The writeup formerly known as "How to make a master key given one change key and its lock". Renamed through the good offices of dannye.

This is based on a paper entitled

Cryptology and Physical Security: Rights Amplification in Master-Keyed Mechanical Locks


Matt Blaze

AT&T Labs ­ Research

which is accessible at


This paper describes new attacks for amplifying rights in mechanical pin tumbler locks. Given access to a single master-keyed lock and its associated change key, a procedure is given that allows discovery and creation of a working master key for the system. No special skill or equipment, beyond a small number of blank keys and a metal file, is required, and the attacker need engage in no suspicious behavior at the lock's location. Countermeasures are also described that may provide limited protection under certain circumstances.

The paper is rather lengthy, so I will summarize its main idea and implications. It shows how to manufacture a master key if all you have is a change key, i.e. a key that only fits one lock in the master-keyed system, and access to the corresponding lock - the typical situation of a lowly employee. "Rights Amplification" is fairly obvious jargon for reaching the exalted state of being able to unlock any door in the system.

After publishing the paper (September 2002), the author received numerous emails from irate locksmiths, saying either that he had gravely damaged the industry by publishing this ancient but secret method, or that he was wrong and the method did not work. He decided to ignore them. He also remarks that the level of cryptological security of master key systems falls well below that of computer networks.

The method does not work for all master-keyed systems, so I will start by describing the (very common) type of system it does work for.

Most locks are essentially mechanisms for comparing a string of N digits, each of which can take M values, with a given string built into the individual lock, and letting you turn the key if and only if the two match exactly. Each of the N digits corresponds to the height of the "cut" in one "pin stack" within the lock: the lock can only turn if all the cuts are aligned with the "shear line" which separates the turning part from the fixed part of the lock. For convenience, the "bitting", which is the technical term for the height of the sticking-out bits on a key, usually takes only discrete values. Blaze says: "Typically, the number of pins is in the range of four to seven, and the number of possible heights ranges from four to ten." All we need to completely specify any key is to give the string of bitting heights, e.g. 24143.

Master key systems are a bit more complicated. Each lock, in addition to the bitting corresponding to the single "change key" which opens it and it alone, will have a master cut corresponding to the master key. In some (Total Position Progression (TPP)) systems the master cut differs from the change key in all positions (e.g. 33421), in some (Rotating Constant (RC)) the change keys share the master bitting for a certain number of positions, and these matching positions are different for different change keys: e.g. the master key could be 24421 and different change keys would be 24143 and 13422.

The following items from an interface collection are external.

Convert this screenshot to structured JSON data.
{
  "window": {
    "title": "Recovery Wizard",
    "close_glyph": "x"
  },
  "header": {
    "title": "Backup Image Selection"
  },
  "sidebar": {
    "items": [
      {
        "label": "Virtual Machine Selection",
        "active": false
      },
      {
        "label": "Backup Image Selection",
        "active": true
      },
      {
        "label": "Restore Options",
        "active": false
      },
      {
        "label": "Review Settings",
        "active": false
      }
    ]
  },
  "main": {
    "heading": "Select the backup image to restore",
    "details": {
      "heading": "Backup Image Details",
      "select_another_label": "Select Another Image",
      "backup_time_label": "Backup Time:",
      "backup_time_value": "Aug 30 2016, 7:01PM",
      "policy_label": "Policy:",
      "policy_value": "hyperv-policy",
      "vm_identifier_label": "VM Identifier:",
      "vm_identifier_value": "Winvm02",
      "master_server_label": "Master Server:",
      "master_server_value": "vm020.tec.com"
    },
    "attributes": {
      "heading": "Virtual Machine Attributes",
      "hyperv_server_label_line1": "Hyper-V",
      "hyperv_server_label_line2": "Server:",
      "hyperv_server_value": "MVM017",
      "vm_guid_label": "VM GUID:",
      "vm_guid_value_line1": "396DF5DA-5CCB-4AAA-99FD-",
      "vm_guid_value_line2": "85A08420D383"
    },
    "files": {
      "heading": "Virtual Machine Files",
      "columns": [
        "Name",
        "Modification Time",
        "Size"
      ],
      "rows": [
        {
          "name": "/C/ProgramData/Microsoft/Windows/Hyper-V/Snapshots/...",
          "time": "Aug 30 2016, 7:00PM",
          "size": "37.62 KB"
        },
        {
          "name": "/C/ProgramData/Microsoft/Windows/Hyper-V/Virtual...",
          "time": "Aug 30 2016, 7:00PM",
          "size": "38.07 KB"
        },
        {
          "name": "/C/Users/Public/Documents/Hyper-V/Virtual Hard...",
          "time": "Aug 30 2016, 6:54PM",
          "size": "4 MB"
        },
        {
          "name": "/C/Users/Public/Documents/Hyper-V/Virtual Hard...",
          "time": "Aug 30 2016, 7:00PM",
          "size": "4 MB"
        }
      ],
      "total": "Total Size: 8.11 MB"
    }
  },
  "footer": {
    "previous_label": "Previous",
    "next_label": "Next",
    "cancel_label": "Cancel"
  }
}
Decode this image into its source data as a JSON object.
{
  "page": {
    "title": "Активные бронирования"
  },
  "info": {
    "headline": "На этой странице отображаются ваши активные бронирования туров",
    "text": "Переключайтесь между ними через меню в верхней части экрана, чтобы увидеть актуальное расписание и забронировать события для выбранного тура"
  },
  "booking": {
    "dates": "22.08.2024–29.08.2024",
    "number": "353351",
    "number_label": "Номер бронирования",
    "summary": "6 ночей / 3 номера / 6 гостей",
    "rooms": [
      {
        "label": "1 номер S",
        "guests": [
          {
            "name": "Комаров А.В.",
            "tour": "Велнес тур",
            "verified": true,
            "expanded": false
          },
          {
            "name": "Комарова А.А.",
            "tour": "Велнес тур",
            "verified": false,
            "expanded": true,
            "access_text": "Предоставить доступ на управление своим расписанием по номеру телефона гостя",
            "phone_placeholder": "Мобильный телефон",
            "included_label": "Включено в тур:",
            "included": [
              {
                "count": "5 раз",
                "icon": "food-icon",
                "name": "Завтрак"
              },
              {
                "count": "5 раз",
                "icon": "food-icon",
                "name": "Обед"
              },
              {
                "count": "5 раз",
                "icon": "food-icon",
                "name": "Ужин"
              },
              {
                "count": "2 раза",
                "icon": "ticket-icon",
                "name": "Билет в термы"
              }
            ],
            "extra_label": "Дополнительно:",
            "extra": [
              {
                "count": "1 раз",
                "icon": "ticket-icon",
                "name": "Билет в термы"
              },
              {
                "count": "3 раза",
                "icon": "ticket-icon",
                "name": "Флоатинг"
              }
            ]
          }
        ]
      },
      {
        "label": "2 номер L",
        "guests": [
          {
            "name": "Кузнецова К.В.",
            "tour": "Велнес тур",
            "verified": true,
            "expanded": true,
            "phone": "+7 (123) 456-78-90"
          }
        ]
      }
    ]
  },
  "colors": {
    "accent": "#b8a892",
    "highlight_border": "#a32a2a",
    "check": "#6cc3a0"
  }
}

Note that in a TPP system, if one has access to a large number of change keys, the master key may be found by a process of elimination, since in each position its bitting will be the only one not appearing. I quote from Matt Blaze: "Several correspondents have noted that this technique is occasionally employed by enterprising university students, especially at better engineering schools."

Now for the method, which Blaze calls "An Adaptive Oracle-Based Rights Amplification Attack". The method works without having to damage or interfere with the lock in any way. It involves procuring a number of blank keys and cutting them to the following formula:

Each new key should be the same as the change key, except in one position. In this one position, cut all possible bittings differing from the change key. Repeat over all positions.
Hence, for the change key 24143, one should cut oneself 44143, 34143 and 14143 for the first position, 23143, 22143 and 21143 for the second position, etc. Now, for each position, simply try to turn the lock with each of the alternative keys in turn. This is the "oracle": the lock itself tells you when you have the correct cut. The master key bitting in that position is just that of the successful alternative key. Now move on to the next position and repeat. Having worked out the master key bitting in each position, use your last blank key to make one!

Naïvely, one would think quite a few blanks are needed to do this: in the case of a lock with 4 heights and 5 positions, (4-1) x 5 + 1 = 16 might be needed (for a lock with 9 heights and 7 positions, (9-1) x 7 + 1 = 57). However, by starting with the highest bitting and gradually cutting down (44143, 34143, 14143) you reduce the number to 6 (8), at the cost of having to go away and do the cutting between each trial.

The beauty of the method is that you can apply it without raising the least suspicion, since, by assumption, you already have legitimate access to at least one lock and its key. If you are not in this position, then more violent or subterfugitive methods may be necessary...